Wallace was an intellectual explorer, but he was also an actual one. He wrote an evocative and beautiful account of his ten years in the Malay Archipelago - a book that at once shows the range of his curiosity and his quest for a single key for the natural world. This book is, like its author, multifaceted. It is at once a scientific treatise, a tract on travel and discovery and a detailed account of observations of the natural world, as well as the diary of a sage, a non-conformist and a philosopher.
It is dedicated to Darwin, written as a kind of homage to Darwin's Voyage of the Beagle and it shares its range of vision.
Wallace was not a social climber or a careerist, although he perhaps needed to be more than many of his peers. He had neither the family wealth nor the social class of Darwin. The scientific books he consulted as a young man, including many of the books that Darwin read and that served as invaluable pieces of the intellectual puzzle both men were trying to solve, were borrowed from Leicester lending library. He worked as a land surveyor, a teacher and collector who sold his specimens. It was often a hand-to-mouth existence.

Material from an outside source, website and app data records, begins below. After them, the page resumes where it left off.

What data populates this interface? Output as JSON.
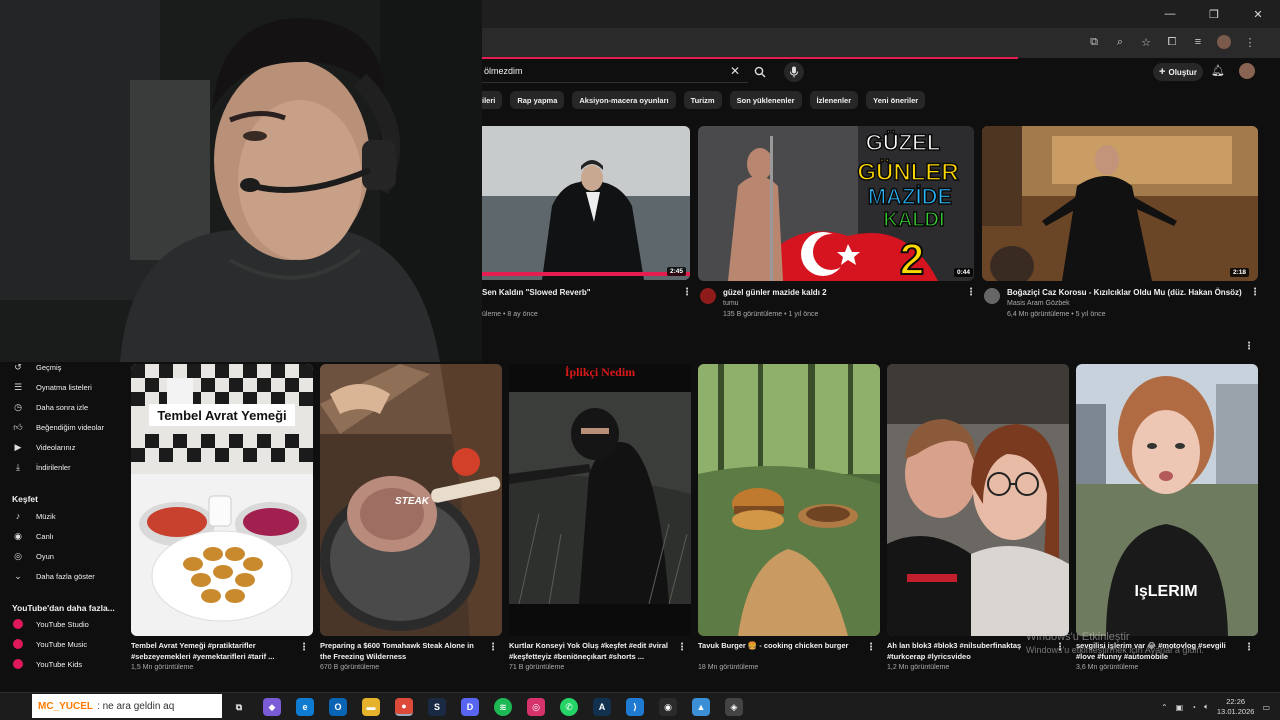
{
  "header": {
    "search_value": "ölmezdim",
    "create_label": "Oluştur"
  },
  "chips": [
    "ileri",
    "Rap yapma",
    "Aksiyon-macera oyunları",
    "Turizm",
    "Son yüklenenler",
    "İzlenenler",
    "Yeni öneriler"
  ],
  "videos": [
    {
      "title": "Sen Kaldın \"Slowed Reverb\"",
      "channel": "",
      "meta": "üleme • 8 ay önce",
      "duration": "2:45"
    },
    {
      "title": "güzel günler mazide kaldı 2",
      "channel": "tumu",
      "meta": "135 B görüntüleme • 1 yıl önce",
      "duration": "0:44",
      "thumb_text": [
        "GÜZEL",
        "GÜNLER",
        "MAZİDE",
        "KALDI",
        "2"
      ]
    },
    {
      "title": "Boğaziçi Caz Korosu - Kızılcıklar Oldu Mu (düz. Hakan Önsöz)",
      "channel": "Masis Aram Gözbek",
      "meta": "6,4 Mn görüntüleme • 5 yıl önce",
      "duration": "2:18"
    }
  ],
  "sidebar": {
    "you_items": [
      "Geçmiş",
      "Oynatma listeleri",
      "Daha sonra izle",
      "Beğendiğim videolar",
      "Videolarınız",
      "İndirilenler"
    ],
    "explore_title": "Keşfet",
    "explore_items": [
      "Müzik",
      "Canlı",
      "Oyun",
      "Daha fazla göster"
    ],
    "more_title": "YouTube'dan daha fazla...",
    "more_items": [
      "YouTube Studio",
      "YouTube Music",
      "YouTube Kids"
    ]
  },
  "shorts": [
    {
      "title": "Tembel Avrat Yemeği #pratiktarifler\n#sebzeyemekleri #yemektarifleri #tarif ...",
      "views": "1,5 Mn görüntüleme",
      "thumb_text": "Tembel Avrat Yemeği"
    },
    {
      "title": "Preparing a $600 Tomahawk Steak Alone in\nthe Freezing Wilderness",
      "views": "670 B görüntüleme",
      "thumb_text": "STEAK"
    },
    {
      "title": "Kurtlar Konseyi Yok Oluş #keşfet #edit #viral\n#keşfetteyiz #beniöneçıkart #shorts ...",
      "views": "71 B görüntüleme",
      "thumb_text": "İplikçi Nedim"
    },
    {
      "title": "Tavuk Burger 🍔 - cooking chicken burger",
      "views": "18 Mn görüntüleme",
      "thumb_text": ""
    },
    {
      "title": "Ah lan blok3 #blok3 #nilsuberfinaktaş\n#turkcerap #lyricsvideo",
      "views": "1,2 Mn görüntüleme",
      "thumb_text": ""
    },
    {
      "title": "sevgilisi işlerim var 😂 #motovlog #sevgili\n#love #funny #automobile",
      "views": "3,6 Mn görüntüleme",
      "thumb_text": "IşLERIM"
    }
  ],
  "overlay": {
    "chat_user": "MC_YUCEL",
    "chat_message": ": ne ara geldin aq",
    "activate_line1": "Windows'u Etkinleştir",
    "activate_line2": "Windows'u etkinleştirmek için Ayarlar'a gidin."
  },
  "taskbar": {
    "time": "22:26",
    "date": "13.01.2026"
  },
  "colors": {
    "accent": "#e51e52",
    "background": "#0f0f0f",
    "chip": "#272727"
  }
}
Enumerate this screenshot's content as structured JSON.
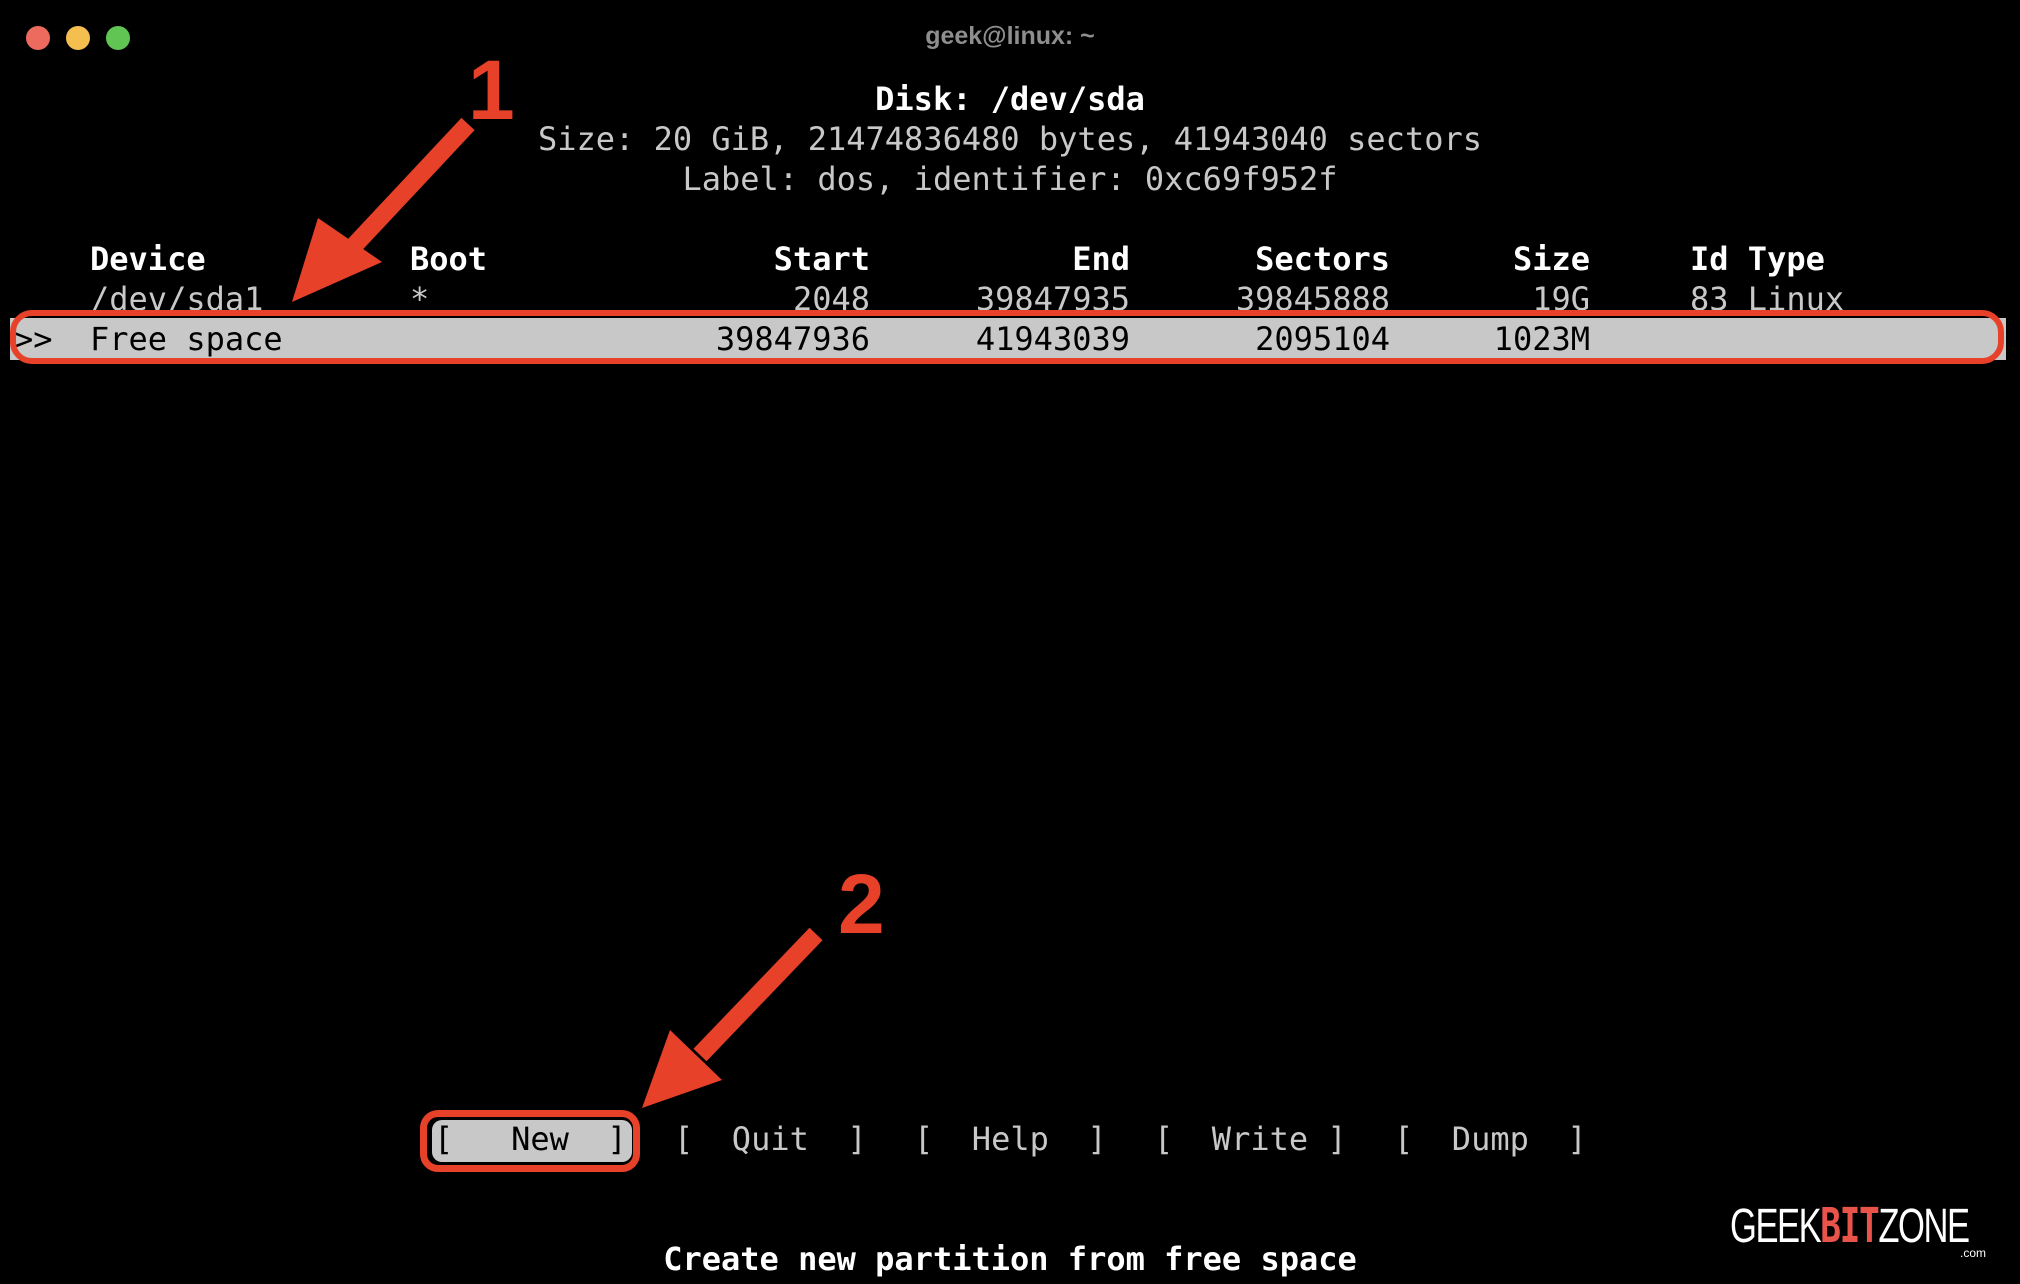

Both Wallace and Darwin began their quests to solve the mechanism for the evolution of species at about the same age, in their early twenties. But Darwin was 14 years older than Wallace and had a university education, the opportunity to travel without a salary and, above all, time. They did not know they were in competition, but it was one in which Wallace had his hands tied. Darwin was first exposed to transmutationism at Edinburgh University as a medical student in 1826 when he was 17; Wallace was taken out of school and apprenticed at the age of 13 as a result of various family bankruptcies but, through a course of reading in the local library and lectures in the Mechanics' Institutes, began to be interested in the species question aged about 20, in 1843, when Darwin was nearly ready to put his theories into essay form.
The gap between the timescales of the two men's mutual quest closed, however, as a result of Darwin's hesitancy and desire to map a tiny corner of the natural world in order to prove his spurs: his massive barnacle project of 1846-54. As early as 1844, Darwin had the species theory penned as an essay but was not ready to publish; Wallace grasped it fully between 1855 and 1858, the year the two men, and theories, politely collided.
Wallace was not ambitious for fame, and understanding natural selection was, for him, only a small step towards understanding the laws of nature.
Material laws were inadequate as a way of understanding the "mystery and wonder and variety of life", he said to a friend only a few months before his death, as the two gazed out of his window at his garden with woodland and sea beyond. He had dedicated his life, he said, to the discovery of "a guiding and directive force; a Divine Power or hierarchy of powers... behind and beyond all elementary processes... controlling these processes so that they are tending to more abundant and to higher types of life".
Spiritualism and theism, mesmerism and socialism all had a part in his quest to understand how those powers worked.
Rebecca Stott is head of the department of English and drama, Anglia Polytechnic University, and an affiliated scholar in the department of the history and philosophy of science, Cambridge University.